[Records — start]

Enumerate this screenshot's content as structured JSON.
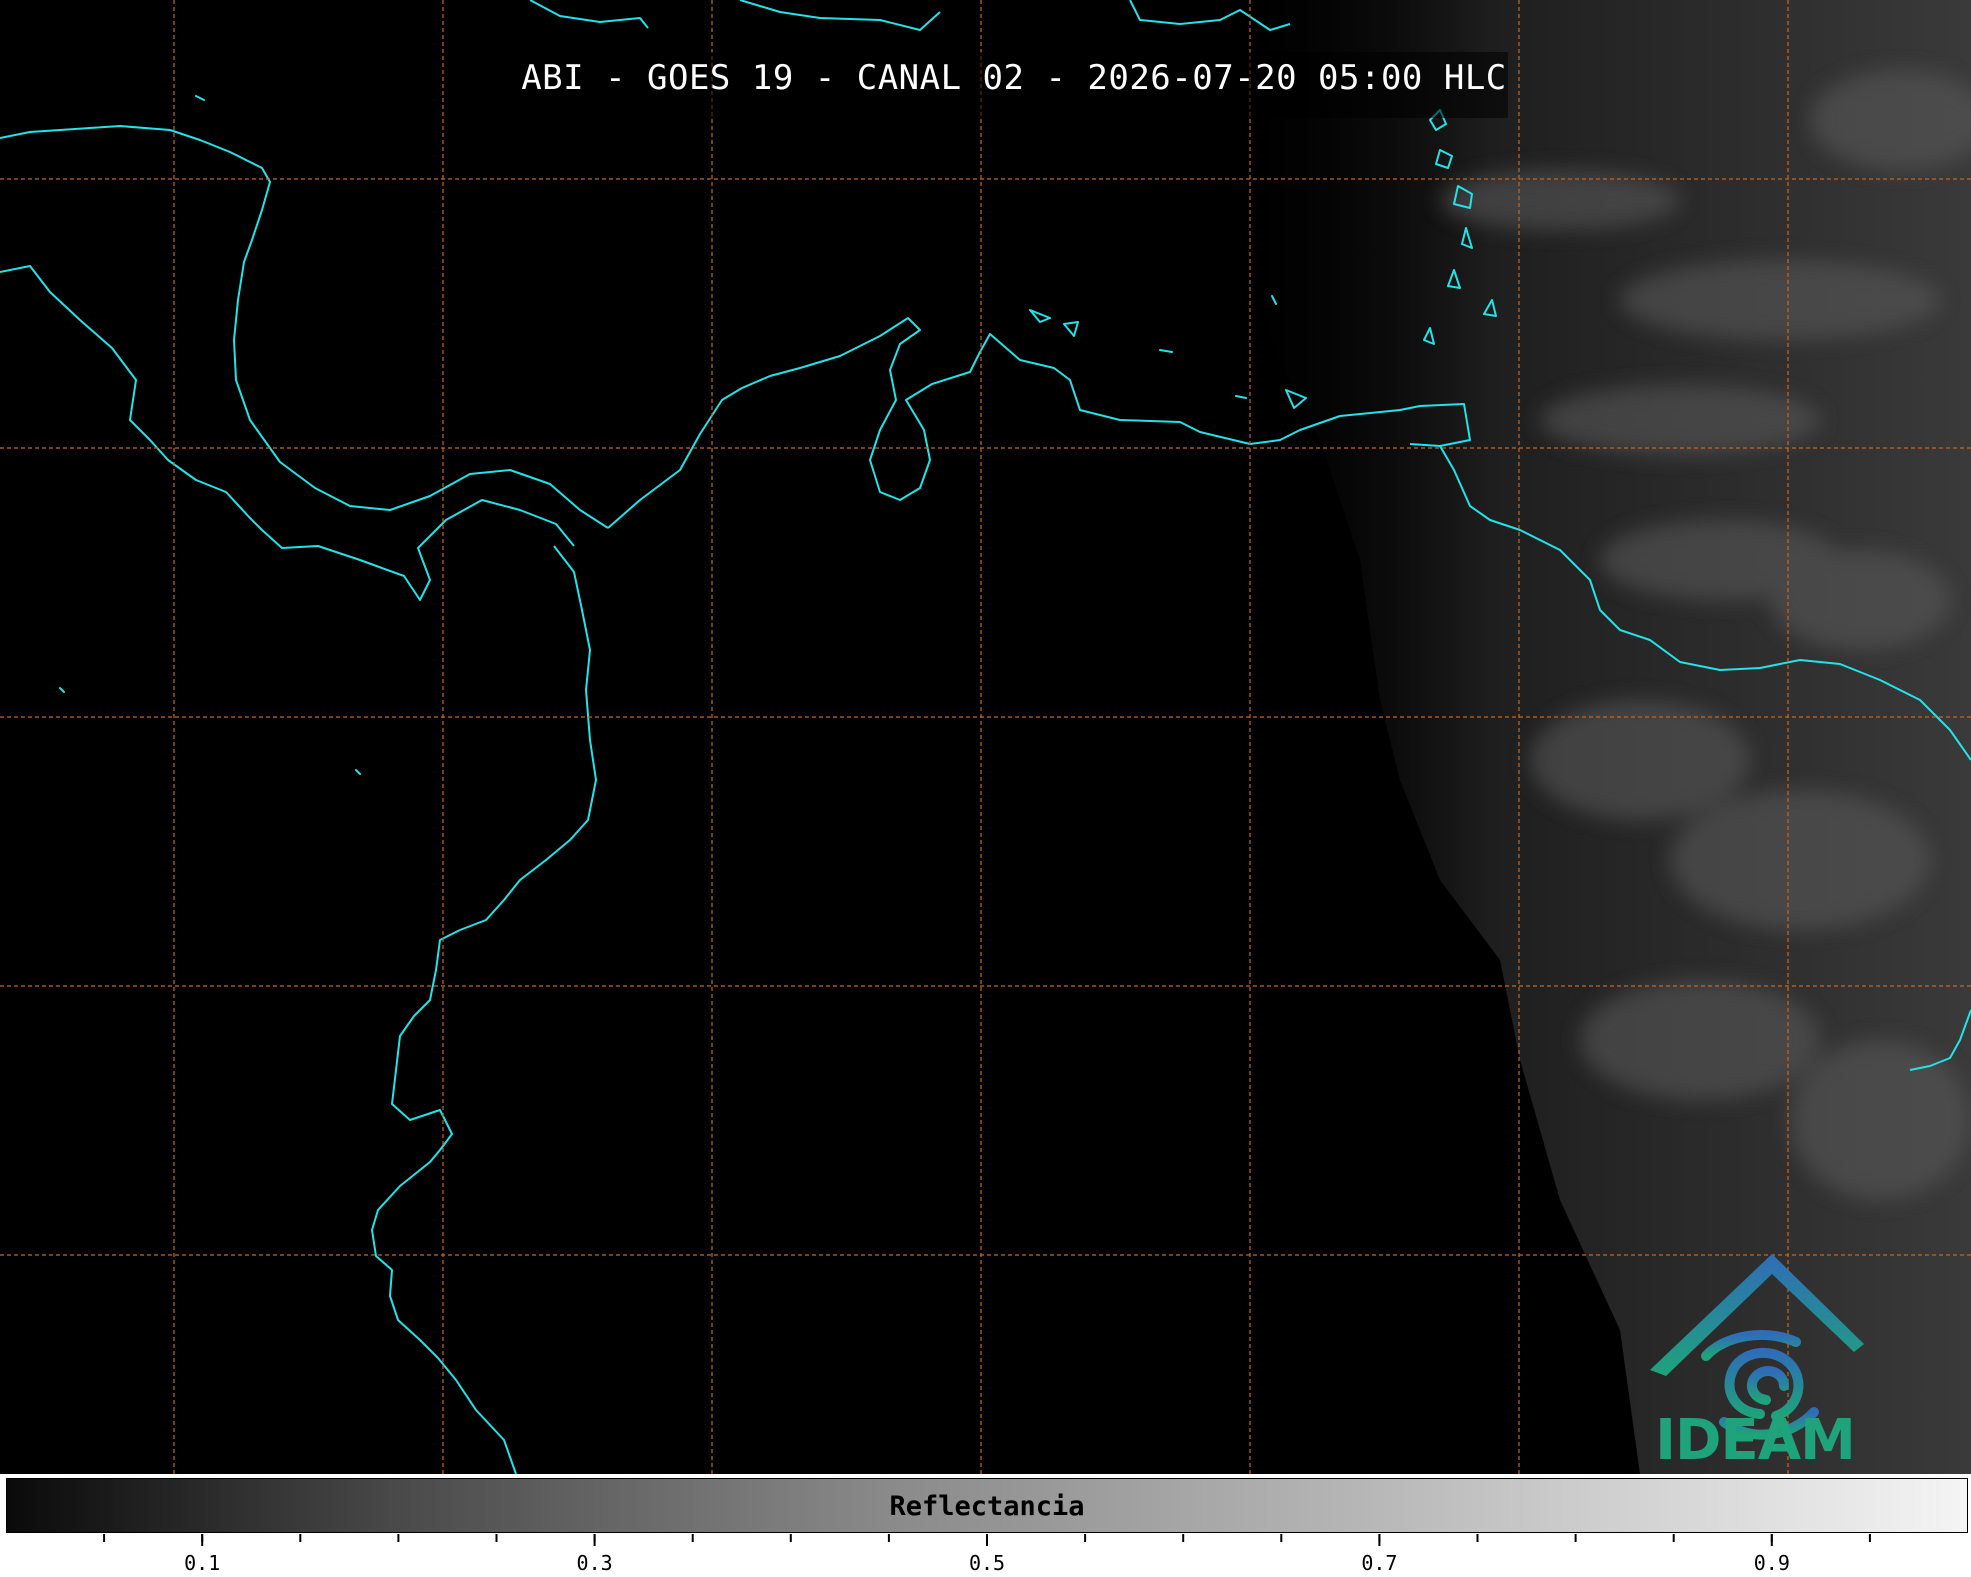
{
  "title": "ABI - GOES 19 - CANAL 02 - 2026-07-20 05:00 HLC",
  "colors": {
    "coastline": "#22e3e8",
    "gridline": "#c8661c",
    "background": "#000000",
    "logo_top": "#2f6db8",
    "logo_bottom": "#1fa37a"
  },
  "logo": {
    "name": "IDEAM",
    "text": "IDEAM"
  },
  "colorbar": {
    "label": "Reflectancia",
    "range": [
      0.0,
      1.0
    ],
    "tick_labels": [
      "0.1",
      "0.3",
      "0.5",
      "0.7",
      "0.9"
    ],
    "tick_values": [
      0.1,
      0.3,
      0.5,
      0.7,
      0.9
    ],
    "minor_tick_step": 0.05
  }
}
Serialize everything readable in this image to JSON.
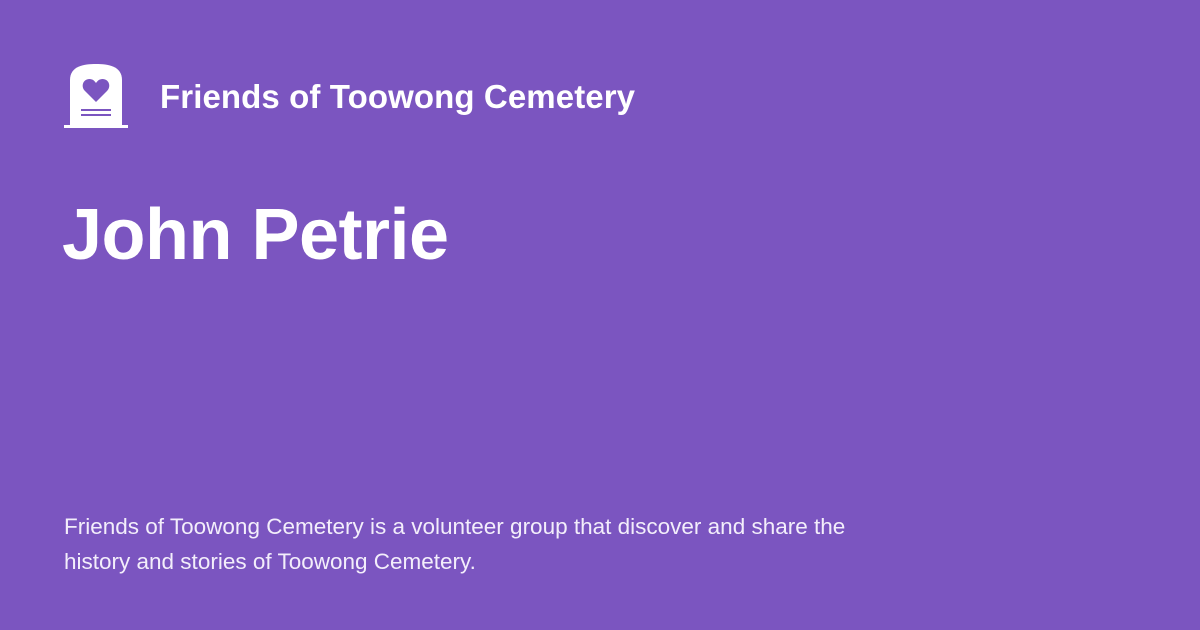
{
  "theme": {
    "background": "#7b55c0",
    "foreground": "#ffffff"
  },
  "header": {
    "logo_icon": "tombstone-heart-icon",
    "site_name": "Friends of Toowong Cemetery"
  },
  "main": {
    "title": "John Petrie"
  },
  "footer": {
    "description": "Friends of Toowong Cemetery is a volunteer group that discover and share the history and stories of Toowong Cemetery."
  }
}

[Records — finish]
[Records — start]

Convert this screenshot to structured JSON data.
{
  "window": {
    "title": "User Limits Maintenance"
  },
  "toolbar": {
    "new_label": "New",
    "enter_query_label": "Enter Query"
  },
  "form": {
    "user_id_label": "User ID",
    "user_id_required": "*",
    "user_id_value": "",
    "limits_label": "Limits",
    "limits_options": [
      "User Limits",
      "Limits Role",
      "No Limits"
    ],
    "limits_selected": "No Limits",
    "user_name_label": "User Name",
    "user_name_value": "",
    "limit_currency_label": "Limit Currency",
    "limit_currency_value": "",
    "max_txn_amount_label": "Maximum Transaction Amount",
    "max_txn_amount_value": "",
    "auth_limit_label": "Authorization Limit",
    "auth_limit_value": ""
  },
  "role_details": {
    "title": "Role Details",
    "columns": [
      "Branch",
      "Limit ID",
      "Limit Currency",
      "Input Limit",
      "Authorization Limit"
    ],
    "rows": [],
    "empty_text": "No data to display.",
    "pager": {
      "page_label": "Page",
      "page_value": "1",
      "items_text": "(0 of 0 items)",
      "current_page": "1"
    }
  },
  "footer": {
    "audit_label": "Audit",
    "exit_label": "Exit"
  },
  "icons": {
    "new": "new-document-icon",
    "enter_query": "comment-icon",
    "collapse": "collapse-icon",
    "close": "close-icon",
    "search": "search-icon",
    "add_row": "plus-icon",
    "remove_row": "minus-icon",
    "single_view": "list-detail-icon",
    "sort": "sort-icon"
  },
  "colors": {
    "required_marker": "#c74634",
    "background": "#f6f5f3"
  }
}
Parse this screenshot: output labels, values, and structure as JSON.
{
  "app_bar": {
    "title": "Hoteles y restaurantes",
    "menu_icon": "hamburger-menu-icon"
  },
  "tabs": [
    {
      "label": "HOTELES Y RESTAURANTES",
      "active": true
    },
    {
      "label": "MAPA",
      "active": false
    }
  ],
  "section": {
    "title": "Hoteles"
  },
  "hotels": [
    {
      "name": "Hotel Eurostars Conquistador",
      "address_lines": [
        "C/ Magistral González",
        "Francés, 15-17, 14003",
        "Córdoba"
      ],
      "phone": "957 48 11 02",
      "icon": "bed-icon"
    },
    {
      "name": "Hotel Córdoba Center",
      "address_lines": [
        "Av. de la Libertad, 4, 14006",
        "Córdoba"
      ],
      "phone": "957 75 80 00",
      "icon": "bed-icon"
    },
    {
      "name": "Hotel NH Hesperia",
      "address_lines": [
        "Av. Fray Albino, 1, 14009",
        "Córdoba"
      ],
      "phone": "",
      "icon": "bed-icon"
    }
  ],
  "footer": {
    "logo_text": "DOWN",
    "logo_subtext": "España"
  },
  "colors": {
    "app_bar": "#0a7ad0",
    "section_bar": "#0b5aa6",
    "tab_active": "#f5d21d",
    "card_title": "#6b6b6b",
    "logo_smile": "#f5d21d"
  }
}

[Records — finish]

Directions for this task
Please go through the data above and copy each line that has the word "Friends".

Reply
    "site_name": "Friends of Toowong Cemetery"
    "description": "Friends of Toowong Cemetery is a volunteer group that discover and share the history and stories of Toowong Cemetery."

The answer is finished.